--- BRIEF ---
Report back each line of the records that contains the string "name".

++++++

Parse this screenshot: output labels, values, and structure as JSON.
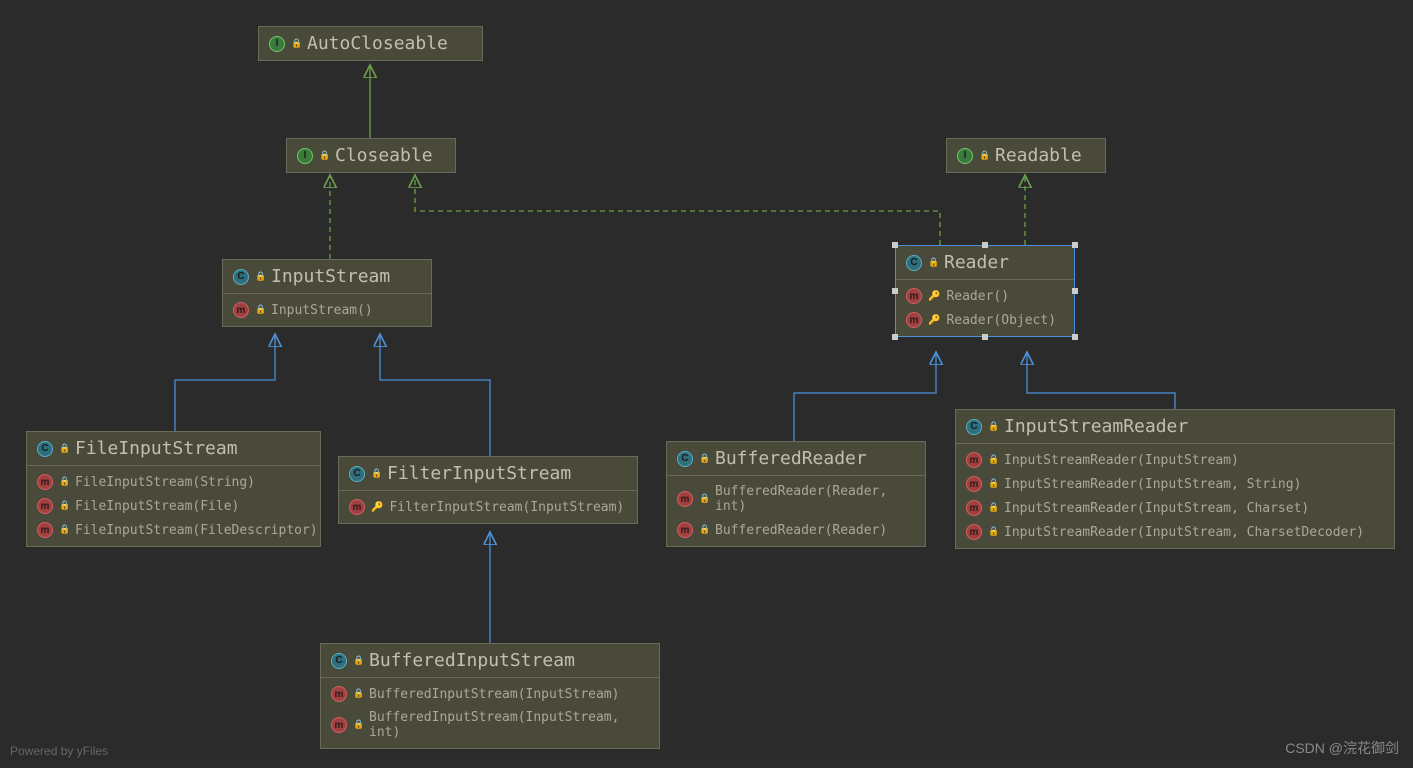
{
  "nodes": {
    "autoCloseable": {
      "type": "interface",
      "name": "AutoCloseable",
      "members": []
    },
    "closeable": {
      "type": "interface",
      "name": "Closeable",
      "members": []
    },
    "readable": {
      "type": "interface",
      "name": "Readable",
      "members": []
    },
    "inputStream": {
      "type": "class",
      "name": "InputStream",
      "members": [
        {
          "kind": "m",
          "vis": "lock",
          "sig": "InputStream()"
        }
      ]
    },
    "reader": {
      "type": "class",
      "name": "Reader",
      "selected": true,
      "members": [
        {
          "kind": "m",
          "vis": "key",
          "sig": "Reader()"
        },
        {
          "kind": "m",
          "vis": "key",
          "sig": "Reader(Object)"
        }
      ]
    },
    "fileInputStream": {
      "type": "class",
      "name": "FileInputStream",
      "members": [
        {
          "kind": "m",
          "vis": "lock",
          "sig": "FileInputStream(String)"
        },
        {
          "kind": "m",
          "vis": "lock",
          "sig": "FileInputStream(File)"
        },
        {
          "kind": "m",
          "vis": "lock",
          "sig": "FileInputStream(FileDescriptor)"
        }
      ]
    },
    "filterInputStream": {
      "type": "class",
      "name": "FilterInputStream",
      "members": [
        {
          "kind": "m",
          "vis": "key",
          "sig": "FilterInputStream(InputStream)"
        }
      ]
    },
    "bufferedReader": {
      "type": "class",
      "name": "BufferedReader",
      "members": [
        {
          "kind": "m",
          "vis": "lock",
          "sig": "BufferedReader(Reader, int)"
        },
        {
          "kind": "m",
          "vis": "lock",
          "sig": "BufferedReader(Reader)"
        }
      ]
    },
    "inputStreamReader": {
      "type": "class",
      "name": "InputStreamReader",
      "members": [
        {
          "kind": "m",
          "vis": "lock",
          "sig": "InputStreamReader(InputStream)"
        },
        {
          "kind": "m",
          "vis": "lock",
          "sig": "InputStreamReader(InputStream, String)"
        },
        {
          "kind": "m",
          "vis": "lock",
          "sig": "InputStreamReader(InputStream, Charset)"
        },
        {
          "kind": "m",
          "vis": "lock",
          "sig": "InputStreamReader(InputStream, CharsetDecoder)"
        }
      ]
    },
    "bufferedInputStream": {
      "type": "class",
      "name": "BufferedInputStream",
      "members": [
        {
          "kind": "m",
          "vis": "lock",
          "sig": "BufferedInputStream(InputStream)"
        },
        {
          "kind": "m",
          "vis": "lock",
          "sig": "BufferedInputStream(InputStream, int)"
        }
      ]
    }
  },
  "watermarks": {
    "left": "Powered by yFiles",
    "right": "CSDN @浣花御剑"
  },
  "edges_desc": [
    "Closeable --implements--> AutoCloseable (green solid)",
    "InputStream --implements--> Closeable (green dashed)",
    "Reader --implements--> Closeable (green dashed, routed)",
    "Reader --implements--> Readable (green dashed)",
    "FileInputStream --extends--> InputStream (blue solid)",
    "FilterInputStream --extends--> InputStream (blue solid)",
    "BufferedReader --extends--> Reader (blue solid)",
    "InputStreamReader --extends--> Reader (blue solid)",
    "BufferedInputStream --extends--> FilterInputStream (blue solid)"
  ]
}
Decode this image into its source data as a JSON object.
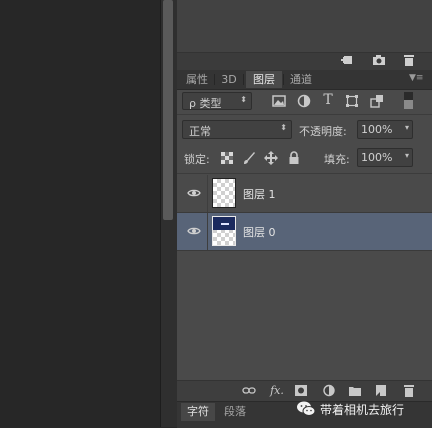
{
  "panel_top": {
    "footer_icons": [
      "new-comp-icon",
      "camera-icon",
      "trash-icon"
    ]
  },
  "tabs": [
    {
      "label": "属性",
      "active": false
    },
    {
      "label": "3D",
      "active": false
    },
    {
      "label": "图层",
      "active": true
    },
    {
      "label": "通道",
      "active": false
    }
  ],
  "filter": {
    "kind_label": "ρ 类型",
    "icons": [
      "image-filter-icon",
      "adjustment-filter-icon",
      "type-filter-icon",
      "shape-filter-icon",
      "smart-object-filter-icon"
    ]
  },
  "blend": {
    "mode": "正常",
    "opacity_label": "不透明度:",
    "opacity_value": "100%"
  },
  "lock": {
    "label": "锁定:",
    "fill_label": "填充:",
    "fill_value": "100%"
  },
  "layers": [
    {
      "name": "图层 1",
      "visible": true,
      "selected": false,
      "thumbnail": "transparent"
    },
    {
      "name": "图层 0",
      "visible": true,
      "selected": true,
      "thumbnail": "photo"
    }
  ],
  "footer_icons": [
    "link-layers-icon",
    "fx-icon",
    "add-mask-icon",
    "adjustment-layer-icon",
    "new-group-icon",
    "new-layer-icon",
    "delete-layer-icon"
  ],
  "footer_fx_label": "fx.",
  "bottom_tabs": [
    {
      "label": "字符",
      "active": true
    },
    {
      "label": "段落",
      "active": false
    }
  ],
  "watermark": {
    "text": "带着相机去旅行"
  },
  "colors": {
    "selected_layer": "#586478",
    "panel_bg": "#4a4a4a",
    "workspace": "#272727"
  }
}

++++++

--- EXPECTED OUTPUT ---
      "name": "AutoCloseable",
      "name": "Closeable",
      "name": "Readable",
      "name": "InputStream",
      "name": "Reader",
      "name": "FileInputStream",
      "name": "FilterInputStream",
      "name": "BufferedReader",
      "name": "InputStreamReader",
      "name": "BufferedInputStream",
      "name": "图层 1",
      "name": "图层 0",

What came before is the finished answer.